  16. 16. 4. Cases for analysis Unit of observation is each smart city initiative However, cities and smart initiatives vary widely in demographics, economy, location, population growth and levels of urban development. Some countries choose metropolitan regions (Japan) 16
  17. 17. 1. Questions and approach 2. Definitions of smart 3. The context: setting the agenda for smart cities worldwide 4. Cases for analysis: China 5. Analysis and findings 17
  18. 18. 1. Questions and approach 2. Definitions of smart 3. The context: setting the agenda for smart cities worldwide 4. Cases for analysis: Iskandar 5. Analysis and findings 18
  19. 19. 1. Questions and approach 2. Definitions of smart 3. The context: setting the agenda for smart cities worldwide 4. Cases for analysis: Japan 5. Analysis and findings 19
  20. 20. 1. Questions and approach 2. Definitions of smart 3. The context: setting the agenda for smart cities worldwide 4. Cases for analysis: New York 5. Analysis and findings 20
  21. 21. 1. Questions and approach 2. Definitions of smart 3. The context: setting the agenda for smart cities worldwide 4. Cases for analysis: Tarragona 5. Analysis and findings 21 @OlgaG
  22. 22. 1. Questions and approach 2. Definitions of smart 3. The context: setting the agenda for smart cities worldwide 4. Cases for analysis 5. Analysis and findings 22 @OlgaG
  23. 23. 5. Analysis and Findings Interesting similarities and differences among cases: • Multi faceted sides of the smart concept are being established locally, by national and/or local governments. • Governance depends on vision • The stress on what smarts entails is very different and open to policy conceptualization --in some cases, open to society engagement. 23 @OlgaG

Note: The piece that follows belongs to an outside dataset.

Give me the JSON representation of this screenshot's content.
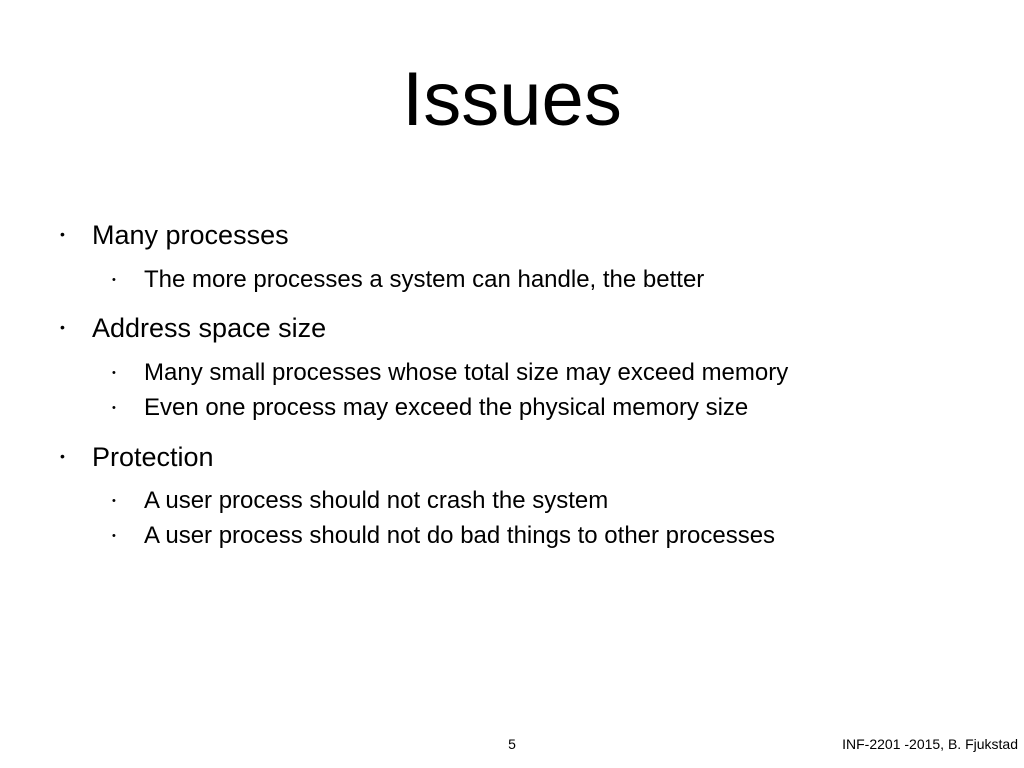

  24. 24. 5. Analysis and Findings 5.3. Governance Models I: different in the cases explored. • China local governments partner with universities, firms, foreign firms as well as banks. Users are not part of the equation as developers. • In Japan local governments partner with firms in different industry sectors including the university, technological firms, power –including gas- as well as real estate firms • In Iskandargovernance depends on the Regional Authority appointed for the development of the conceived smart city. • In New York we find the leadership of the city government, the university as well as a general call to citizens developers through open technologies. • Tarragonasteering committee is a Foundation. Governance models are affected by the policy context. We find a mayor leap of the central government in the cases of China, Iskandar and Japan, while New York and Tarragona respond to autonomous local policies. Further research: on collaboration, leadership, participation and partnership, communication, data exchange, accountability, transparency and service and application integration 24 @OlgaG
  25. 25. This is a short version of the paper and presentation given at EURA 2013 Thank you! @OlgaG olgagil@olgagil.es

×